The Value of Writing Retreats

Why must writers schedule time for residencies and retreats? Because in doing so, we honor an annual appointment with writer self-care.

magnetic attraction

How to Attract a Readership Based on Concept Alone

Ultimately, concept is far less important than character when it comes to determining the overall quality of your story, but your audience is attracted to your story based on your concept alone. Does your concept have what it takes to draw people in?

multiple viewpoints

Using Multiple Points of View: When and How Is It Most Effective?

Some stories require greater scope, more voices, or a different context than can be delivered through the eyes of one protagonist. When you find this to be the case, consider using multiple viewpoints. However, you must think about several factors before launching into this greater undertaking.

keys to great writing

A Key to Great Writing: Make Every Word Count

If I could teach only one key to great writing, it would be this: Make every word count. Recognize the power of a single, well-chosen word. Trust it to do its work. As a rule, the more economically you use language, the more powerfully you will deliver your message.

believable chain of events

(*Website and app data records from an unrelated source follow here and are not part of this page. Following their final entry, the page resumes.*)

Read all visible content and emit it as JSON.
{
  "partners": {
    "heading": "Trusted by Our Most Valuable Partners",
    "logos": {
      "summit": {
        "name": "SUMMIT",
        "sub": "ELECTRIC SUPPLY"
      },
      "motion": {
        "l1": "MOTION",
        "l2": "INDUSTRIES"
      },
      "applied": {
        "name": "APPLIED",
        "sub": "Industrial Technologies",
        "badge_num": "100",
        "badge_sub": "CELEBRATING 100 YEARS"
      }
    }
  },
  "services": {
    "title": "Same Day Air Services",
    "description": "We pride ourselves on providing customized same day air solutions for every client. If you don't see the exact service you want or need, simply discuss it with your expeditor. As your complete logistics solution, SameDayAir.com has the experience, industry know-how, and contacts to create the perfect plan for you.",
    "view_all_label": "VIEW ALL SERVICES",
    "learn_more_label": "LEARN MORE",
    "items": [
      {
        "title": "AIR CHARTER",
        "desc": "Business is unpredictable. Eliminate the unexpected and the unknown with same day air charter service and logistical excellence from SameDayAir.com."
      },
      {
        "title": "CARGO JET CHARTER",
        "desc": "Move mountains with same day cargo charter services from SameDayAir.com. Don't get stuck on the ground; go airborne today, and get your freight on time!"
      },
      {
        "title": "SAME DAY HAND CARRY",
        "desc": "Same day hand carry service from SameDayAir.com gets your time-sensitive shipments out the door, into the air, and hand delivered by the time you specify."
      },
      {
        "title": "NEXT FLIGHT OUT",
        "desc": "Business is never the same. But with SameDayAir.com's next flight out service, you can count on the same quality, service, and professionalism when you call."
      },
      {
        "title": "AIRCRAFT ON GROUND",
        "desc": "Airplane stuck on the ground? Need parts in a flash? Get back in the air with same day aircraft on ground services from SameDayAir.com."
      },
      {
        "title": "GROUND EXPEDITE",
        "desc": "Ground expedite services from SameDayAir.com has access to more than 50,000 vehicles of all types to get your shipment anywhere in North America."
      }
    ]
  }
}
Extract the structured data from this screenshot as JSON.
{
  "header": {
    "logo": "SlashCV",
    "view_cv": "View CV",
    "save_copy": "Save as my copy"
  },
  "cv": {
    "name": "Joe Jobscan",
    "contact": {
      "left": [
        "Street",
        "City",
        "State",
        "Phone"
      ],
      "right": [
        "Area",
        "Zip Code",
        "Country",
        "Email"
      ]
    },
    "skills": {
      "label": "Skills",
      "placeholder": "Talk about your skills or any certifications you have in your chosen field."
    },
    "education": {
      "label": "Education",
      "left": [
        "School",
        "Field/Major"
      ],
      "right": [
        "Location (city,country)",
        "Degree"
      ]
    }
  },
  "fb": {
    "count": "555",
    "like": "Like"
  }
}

Building a Believable Chain of Events in Your Novel

Every action in your novel should be justified by the intersection of setting, context, pursuit, and characterization. They all need to make sense. They all need to fit. If you have to explain why something just happened, you’re telling the story backward.

Deliberate practice

If You Just Keep Writing, Will You Get Better?

Author and writing expert Barbara Baig discusses the lessons about deliberate practice that writers might take away from Anders Ericsson’s book Peak: Secrets from the New Science of Expertise.

How to Use a Plot Planner

A plot planner enables you to keep the larger picture of your story in full view as you concentrate on writing individual scenes.

Danger of writing groups

The 4 Hidden Dangers of Writing Groups

Writing groups can cause fatal frustration, deep self-doubt, and sometimes years of wasted effort. Learn the most common dangers of writing groups, and find out how to improve your group to give you more of what you need—and less of what you don’t.

John Thornton Williams

How to Reveal Character Emotion Without Venturing Into Cliché

One of the most important goals of any fiction writer is getting the reader to connect on an emotional level with the story’s characters. But how do you accomplish this without being clumsy—without saying, directly, “Joe felt so upset he wanted to die,” which takes you right into the heart of cliché? John Thorton Williams […]

Beth Ann Fennelly

A Collaborative Novel Is Twice the Work, Not Half the Work

In an essay about writing a novel with her husband, Beth Ann Fennelly discusses that the process did not lead to fighting, but that it was fun, and not as lonely. However, it didn’t mean half the work. It meant twice the work. She writes: That’s when the novel really started cooking—and finally became fun to […]

Celeste Ng

The Challenges and Opportunities of an Omniscient POV

The most prevalent point-of-view used by writers today is the third-person limited POV (sometimes spread across multiple characters), as well as the first-person POV. It’s pretty rare to find a contemporary novel written with an omniscient narrator—which is why Celeste Ng found it a terrifying realization, while writing her first novel, that her story required […]

© Salim Photography/

The Power of Understatement in Fiction Writing

One of the most useful and powerful devices for the fiction writer is understatement. You tell the reader less so that the reader knows more. Instead of having everything spelt out, the reader is given, in a very careful way, just enough information for the imagination to go to work. From understatement the reader can derive great pleasure and satisfaction.

Page One

Why Editors Focus on Page One

Editors can tell within a couple pages if a manuscript will be acceptable to them. How? What makes this decision so clear to an editor and so muddy to an author?